The name Rian Johnson works as a summoning spell. You need only whisper it and, from the depths of the Twitterverse, there will awaken an army of enraged Star Wars fans to accuse The Last Jedi director of having ruined the franchise. It seems this intense backlash has done much to inform Johnson’s newest offering, a whodunit with a twist. With Knives Out, he creates an undisputable crowd-pleaser that may just work to redeem him to the angry masses.
A whodunit may just be one of the hardest genres to review without spoiling the entire plot, so let us start where it’s safe: the characters and the set-up. The latter is classic Agatha Christie. A rich and renowned murder-mystery writer Harlan Thrombey (Christopher Plummer) is found dead in his home, throat slit, on the night of his 85th birthday party. It certainly looks like suicide, but an investigation must still be conducted.
Enter a detective (LaKeith Stanfield), a slightly dim-witted state trooper (Noah Segan), and Southern private eye Benoit Blanc (a hilarious and absurd Daniel Craig, in the farthest cry from his usual steely image) who may not know who employed him, but is pretty sure the old man was murdered.

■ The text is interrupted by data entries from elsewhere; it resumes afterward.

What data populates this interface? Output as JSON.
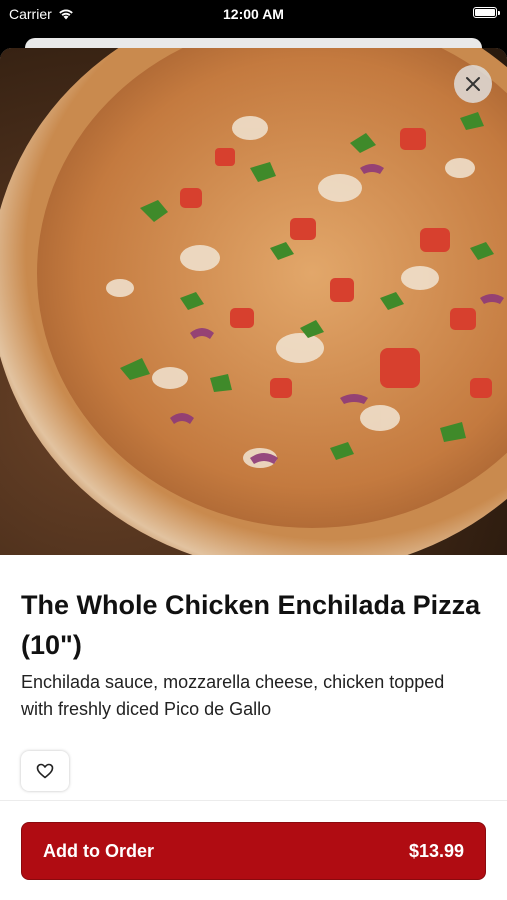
{
  "status_bar": {
    "carrier": "Carrier",
    "time": "12:00 AM"
  },
  "item": {
    "title": "The Whole Chicken Enchilada Pizza (10\")",
    "description": "Enchilada sauce, mozzarella cheese, chicken topped with freshly diced Pico de Gallo",
    "image_icon": "pizza-photo"
  },
  "icons": {
    "close": "close-icon",
    "favorite": "heart-icon"
  },
  "cta": {
    "label": "Add to Order",
    "price": "$13.99"
  },
  "colors": {
    "accent": "#b00c12",
    "background": "#ffffff",
    "status_bar": "#000000"
  }
}
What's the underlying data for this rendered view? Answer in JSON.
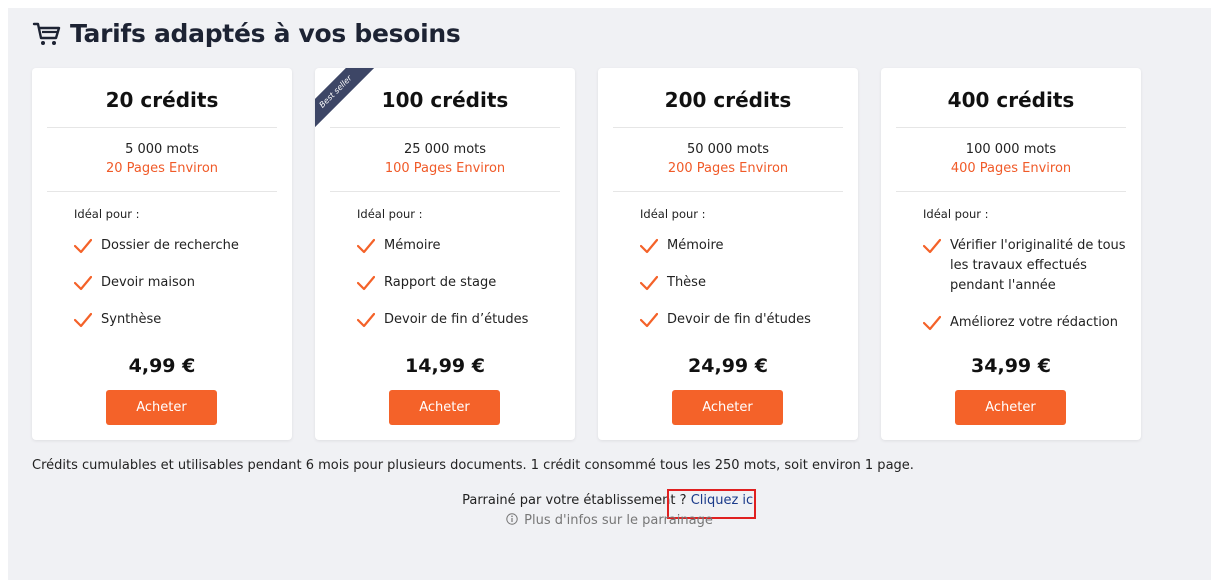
{
  "header": {
    "title": "Tarifs adaptés à vos besoins",
    "icon": "cart-icon"
  },
  "colors": {
    "accent": "#f46229",
    "ribbon": "#3d4666",
    "link": "#1a3a8a",
    "highlight": "#e02020"
  },
  "cards": [
    {
      "title": "20 crédits",
      "words": "5 000 mots",
      "pages": "20 Pages Environ",
      "ideal_label": "Idéal pour :",
      "features": [
        "Dossier de recherche",
        "Devoir maison",
        "Synthèse"
      ],
      "price": "4,99 €",
      "button": "Acheter",
      "badge": ""
    },
    {
      "title": "100 crédits",
      "words": "25 000 mots",
      "pages": "100 Pages Environ",
      "ideal_label": "Idéal pour :",
      "features": [
        "Mémoire",
        "Rapport de stage",
        "Devoir de fin d’études"
      ],
      "price": "14,99 €",
      "button": "Acheter",
      "badge": "Best seller"
    },
    {
      "title": "200 crédits",
      "words": "50 000 mots",
      "pages": "200 Pages Environ",
      "ideal_label": "Idéal pour :",
      "features": [
        "Mémoire",
        "Thèse",
        "Devoir de fin d'études"
      ],
      "price": "24,99 €",
      "button": "Acheter",
      "badge": ""
    },
    {
      "title": "400 crédits",
      "words": "100 000 mots",
      "pages": "400 Pages Environ",
      "ideal_label": "Idéal pour :",
      "features": [
        "Vérifier l'originalité de tous les travaux effectués pendant l'année",
        "Améliorez votre rédaction"
      ],
      "price": "34,99 €",
      "button": "Acheter",
      "badge": ""
    }
  ],
  "footnote": "Crédits cumulables et utilisables pendant 6 mois pour plusieurs documents. 1 crédit consommé tous les 250 mots, soit environ 1 page.",
  "referral": {
    "question": "Parrainé par votre établissement ? ",
    "link": "Cliquez ici",
    "more_info": "Plus d'infos sur le parrainage"
  }
}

In a witty, breathless and incredibly over-the-top interrogation set piece that brilliantly shreds through a novel’s worth of exposition, we meet the family-slash-suspects. They are - deep breath please - Thrombey’s daughter Linda (Curtis), a commanding, ‘self-made’ realtor mogul and her dull husband Richard (Johnson); his other daughter Joni (Collette), a lifestyle guru akin to Gwyneth Paltrow if Paltrow was strapped for cash, and her activist daughter Meg (Katherine Langford); and Thrombey’s knitwear-wearing, intellectual son Walter (Michael Shannon), his wife Donna (Riki Lindhome) and alt-right troll son Jacob (Jaeden Martell).

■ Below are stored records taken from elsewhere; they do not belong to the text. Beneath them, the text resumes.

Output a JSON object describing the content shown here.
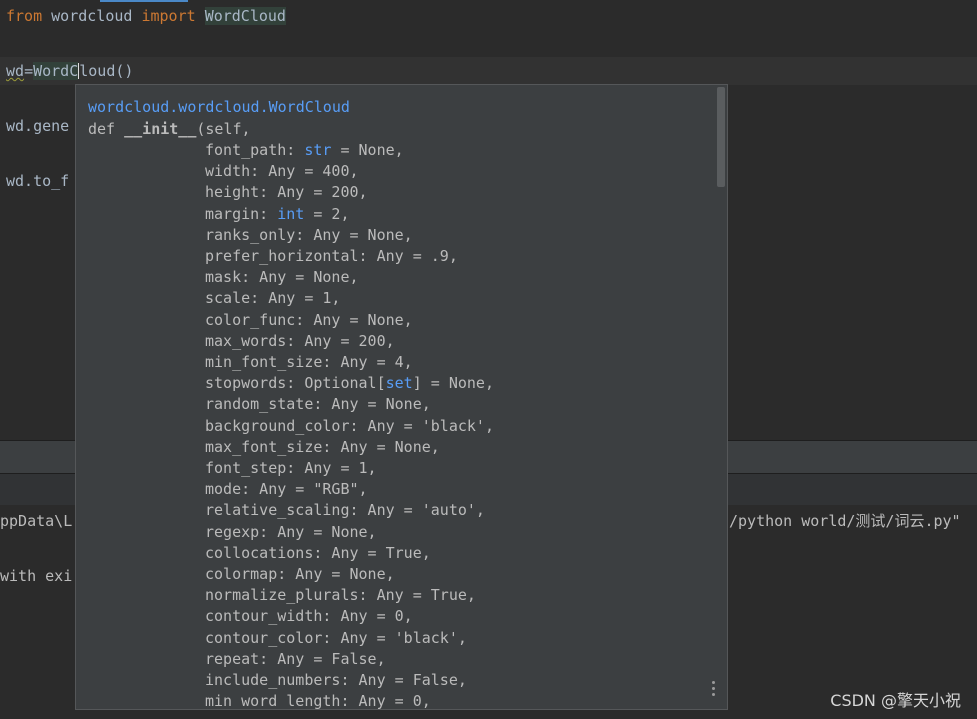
{
  "editor": {
    "line1": {
      "kw_from": "from",
      "module": " wordcloud ",
      "kw_import": "import",
      "space": " ",
      "cls": "WordCloud"
    },
    "line2": {
      "pre": "wd",
      "eq": "=",
      "call_a": "WordC",
      "call_b": "loud()"
    },
    "line3_partial": "wd.gene",
    "line4_partial": "wd.to_f"
  },
  "run_panel": {
    "cmd_left": "ppData\\L",
    "cmd_right": "/python world/测试/词云.py\"",
    "exit_partial": "with exi"
  },
  "popup": {
    "qualified_name": "wordcloud.wordcloud.WordCloud",
    "def_kw": "def ",
    "init_name": "__init__",
    "self_part": "(self,",
    "params": [
      {
        "name": "font_path: ",
        "type": "str",
        "rest": " = None,"
      },
      {
        "name": "width: Any = 400,",
        "type": "",
        "rest": ""
      },
      {
        "name": "height: Any = 200,",
        "type": "",
        "rest": ""
      },
      {
        "name": "margin: ",
        "type": "int",
        "rest": " = 2,"
      },
      {
        "name": "ranks_only: Any = None,",
        "type": "",
        "rest": ""
      },
      {
        "name": "prefer_horizontal: Any = .9,",
        "type": "",
        "rest": ""
      },
      {
        "name": "mask: Any = None,",
        "type": "",
        "rest": ""
      },
      {
        "name": "scale: Any = 1,",
        "type": "",
        "rest": ""
      },
      {
        "name": "color_func: Any = None,",
        "type": "",
        "rest": ""
      },
      {
        "name": "max_words: Any = 200,",
        "type": "",
        "rest": ""
      },
      {
        "name": "min_font_size: Any = 4,",
        "type": "",
        "rest": ""
      },
      {
        "name": "stopwords: Optional[",
        "type": "set",
        "rest": "] = None,"
      },
      {
        "name": "random_state: Any = None,",
        "type": "",
        "rest": ""
      },
      {
        "name": "background_color: Any = 'black',",
        "type": "",
        "rest": ""
      },
      {
        "name": "max_font_size: Any = None,",
        "type": "",
        "rest": ""
      },
      {
        "name": "font_step: Any = 1,",
        "type": "",
        "rest": ""
      },
      {
        "name": "mode: Any = \"RGB\",",
        "type": "",
        "rest": ""
      },
      {
        "name": "relative_scaling: Any = 'auto',",
        "type": "",
        "rest": ""
      },
      {
        "name": "regexp: Any = None,",
        "type": "",
        "rest": ""
      },
      {
        "name": "collocations: Any = True,",
        "type": "",
        "rest": ""
      },
      {
        "name": "colormap: Any = None,",
        "type": "",
        "rest": ""
      },
      {
        "name": "normalize_plurals: Any = True,",
        "type": "",
        "rest": ""
      },
      {
        "name": "contour_width: Any = 0,",
        "type": "",
        "rest": ""
      },
      {
        "name": "contour_color: Any = 'black',",
        "type": "",
        "rest": ""
      },
      {
        "name": "repeat: Any = False,",
        "type": "",
        "rest": ""
      },
      {
        "name": "include_numbers: Any = False,",
        "type": "",
        "rest": ""
      },
      {
        "name": "min_word_length: Any = 0,",
        "type": "",
        "rest": ""
      }
    ],
    "more_icon": "more-vertical-icon"
  },
  "watermark": "CSDN @擎天小祝"
}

And that’s not everyone! Late to the party, absent from the funeral and early to the will-reading is Thrombey’s oldest grandchild Ransom, played with riotous enjoyment by none other than the former-Captain America (a quick note to casting agents: give Chris Evans some more baddie roles, please and thank you). Providing another standout performance in a refreshingly non-sexualised role is Ana de Armas as Marta, the dead man’s nurse and close confidante. Marta is not only the moral anchor of the film, she also proves very useful to Blanc’s investigation in her total inability to lie without violently vomiting. Hustlers might have done it first, but Knives Out does it better.
Sounds amazing? That’s because it is. Johnson impeccably walks the line between paying homage to the genre and its essence, while also completely upending its conventions and with it, the audience’s expectations. Knives Out rolls out surprise after twist, juggling a large ensemble and many a plot-twist with apparent ease, yet without any flashy tricks and without seeming self-congratulatory. And while the genre is completely timeless, Knives Out is also consistently of its time. It playfully but sharply comments on today’s political tensions and class divisions without feeling heavy-handed. It’s driven by empathy amidst a host of characters who are decidedly unempathetic, and that makes Johnson’s story feel fresh and timely despite the genre’s golden age being long passed.
This is just big Hollywood at its best. A renowned narrative format honoured yet subverted, a plot that is intelligent but not smug, an all-star cast that is perfectly balanced, giving performances that range from venomous to vulnerable yet are all rip-roaringly funny. Rian Johnson redeemed? I would hope so. I don’t believe anyone can leave Knives Out without having had the time of their life.